Did you know that there are over 60 cultural societies at Warwick? These can be a great place to start to delve into a new culture or practice your language skills – all from the comfort of campus.
Ahead of the new academic year, The Boar had the opportunity to speak to executive members of a couple of cultural societies, who offered insights into their respective societies’ activities throughout the academic year.
Many cultural societies are very inclusive and do not require their members to have a specific background
Given the multitude of cultural societies present on campus, it is perhaps unsurprising that they are also very diverse. Some, like African and Caribbean Society, Arabic Society, or Asian Society, bring together a host of different languages, cultures, or nationalities. Others, such as Ghanaian Society, Welsh Society, or Tamil Society, are focused on one particular language or culture. Many cultural societies are very inclusive and do not require their members to have a specific background.

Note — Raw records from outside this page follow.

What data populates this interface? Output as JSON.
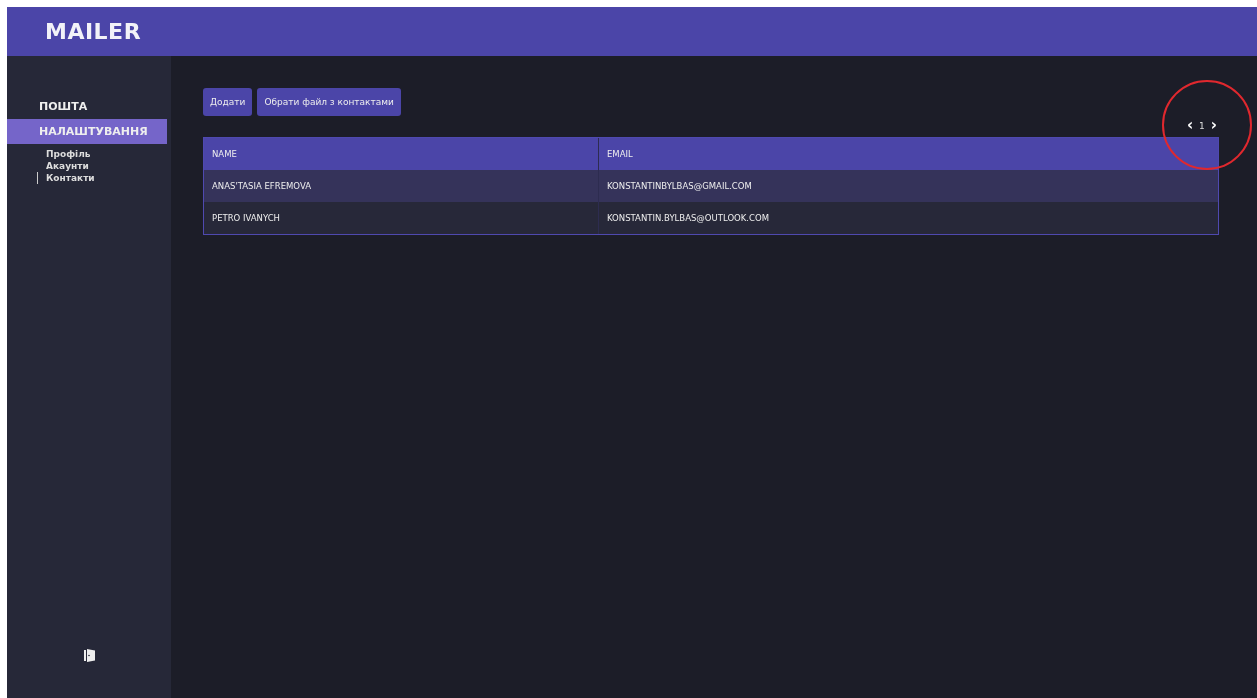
{
  "app": {
    "title": "MAILER"
  },
  "sidebar": {
    "items": [
      {
        "label": "ПОШТА",
        "selected": false
      },
      {
        "label": "НАЛАШТУВАННЯ",
        "selected": true,
        "children": [
          {
            "label": "Профіль",
            "selected": false
          },
          {
            "label": "Акаунти",
            "selected": false
          },
          {
            "label": "Контакти",
            "selected": true
          }
        ]
      }
    ]
  },
  "toolbar": {
    "buttons": [
      "Додати",
      "Обрати файл з контактами"
    ]
  },
  "pagination": {
    "prev": "‹",
    "page": "1",
    "next": "›"
  },
  "table": {
    "columns": [
      "NAME",
      "EMAIL"
    ],
    "rows": [
      {
        "cells": [
          "ANAS'TASIA EFREMOVA",
          "KONSTANTINBYLBAS@GMAIL.COM"
        ]
      },
      {
        "cells": [
          "PETRO IVANYCH",
          "KONSTANTIN.BYLBAS@OUTLOOK.COM"
        ]
      }
    ]
  },
  "annotation": {
    "kind": "circle"
  }
}
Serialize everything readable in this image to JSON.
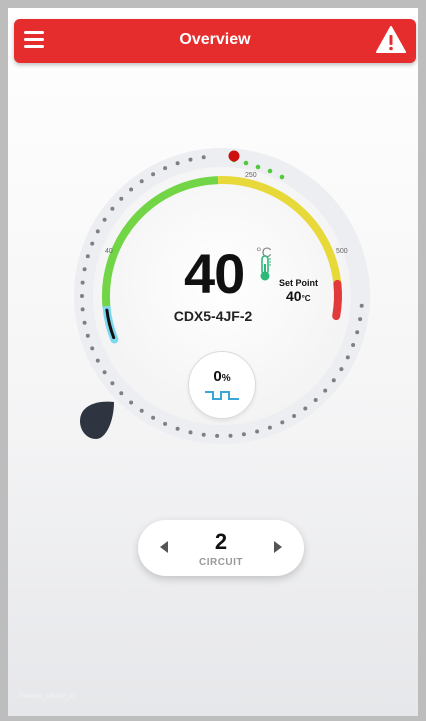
{
  "header": {
    "title": "Overview",
    "menu_icon": "hamburger-menu-icon",
    "alert_icon": "warning-triangle-icon"
  },
  "gauge": {
    "value": "40",
    "unit": "°C",
    "scale_labels": [
      "40",
      "250",
      "500"
    ],
    "setpoint_label": "Set Point",
    "setpoint_value": "40",
    "setpoint_unit": "°C",
    "model": "CDX5-4JF-2",
    "zones": [
      "#7dd8ef",
      "#72d545",
      "#e8d93a",
      "#e23a3a"
    ],
    "indicator_color": "#cc1010"
  },
  "output": {
    "value": "0",
    "unit": "%"
  },
  "circuit": {
    "number": "2",
    "label": "CIRCUIT"
  },
  "footer": {
    "text": "Thermon_180402_01"
  }
}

As Antoni Dziwura, Treasurer of Warwick Polish Society, explained: “Anyone interested is more than welcome to attend our events and join the society – you don’t need to have any knowledge nor previous experience with Polish culture. We will teach you everything about Polish pierogi and Dziady!”
In a similar vein, Leen Khlayfat, President of Arabic Society, said: “We cater to everyone and anyone that loves Arabic culture, food, and language! We are all about celebrating our culture and spreading its beauty and diversity, so we cater to a diverse audience. No previous knowledge is needed since we are a culture-based society.”
Joining cultural societies also allows you to meet like-minded people. Even though it can seem intimidating in the beginning, working up the courage to attend a social event is almost always worth it – just remember that other first-year students are in the same boat as you and likely also looking to make new friends.
The scope of events offered by cultural societies is very wide, ranging from sports and Warwick’s very own circling to career talks and more low-key socials such as film nights or dinners
Miguel Antunez Vega, Socials Officer of Warwick Latin American Society, stressed: “All of our events share the goal of bringing people together, from our gatherings at Terrace Bar and our collaborations with nightclubs (where you can also go sober) to movie nights and celebrations to learn more about Latin American literature and history.”
The scope of events offered by cultural societies is very wide, ranging from sports and Warwick’s very own circling to careers talks and more low-key socials such as film nights or dinners. It’s often best to stay up to date via cultural societies’ social media channels.
When asked about the different events offered by Arab Soc, Leen said: “We run all types of events: bowling and games nights, educational and speaker events, food and drink events, and charity events. And we […] advise freshers to check out our society for the most delicious Arabic food! […]”
Some cultural societies extend the academic aspect even further by offering study and revision sessions, running a foreign-language conversation club, or supporting students planning to go on a year abroad. Alex Müller, Sports Officer of French Society, said: “FrenchSoc is proud to offer a strong support network to those abroad through our FrenchSoc family system. […] We will be running [a year abroad options] meeting this year for all years and will be providing support and advice in preparation for the year abroad.”
European Society offers talks on a variety of topics. As President Sofia Abecassis Saldanha told The Boar: “Our talks are on multiple topics and current events such as climate change, the refugee crisis, and Brexit. Previous speakers [include] professors, MPs, MEPs, the former EU Commissioner Mr Dimitris Avramopolous, [and] the previous High Representative of the Union for Foreign Affairs and Security Policy, Mrs Catherine Ashton […].” They have also previously hosted Robert Shrimsley, Chief Political Editor of the Financial Times.
Balls, which many cultural societies offer, are another event which members particularly look forard to
One of the highlights in many cultural societies’ yearly calendars are ‘tours’, trips undertaken by members of the society. Alex told The Boar: “Pre-Covid it was much easier for FrenchSoc to organise trips to France, and there have been a number of excursions in the past. Now that Covid restrictions seem to be a thing of the past, we are open to organising new trips to France or francophone countries [such as] Belgium”, and Antoni announced: “Currently, the exec team plans to organise a winter ski trip [to] the Polish mountains, with details revealed in nearby future!”
Balls, which many cultural societies offer, are another event which members particularly look forward to. Sofia stated: “The highlight of the year is the Spring Ball, where everyone is invited to dress nicely and enjoy great food, drinks and music throughout the evening.”
In times of crisis, cultural societies sometimes also get active politically or are involved in charity. “The newest initiatives of [Polish] Society are related to the tragedy of the Russian invasion of Ukraine,” Antoni said. “The society has co-organized the anti-war protests during the first week of March and raised more than £2000 which were donated to UNICEF Ukraine.”
As an international student, cultural societies can also help you with homesickness as they facilitate the transition to a new country and provide a space in which to interact with people who share your origins or language.
Miguel said: “Latin American Society has felt almost like a home to me. […] The society has not only helped me share my cultural habits and [allowed me] to listen and dance to my favourite music, but the warmth of the people has paved the way to making my years in uni more unique and special.”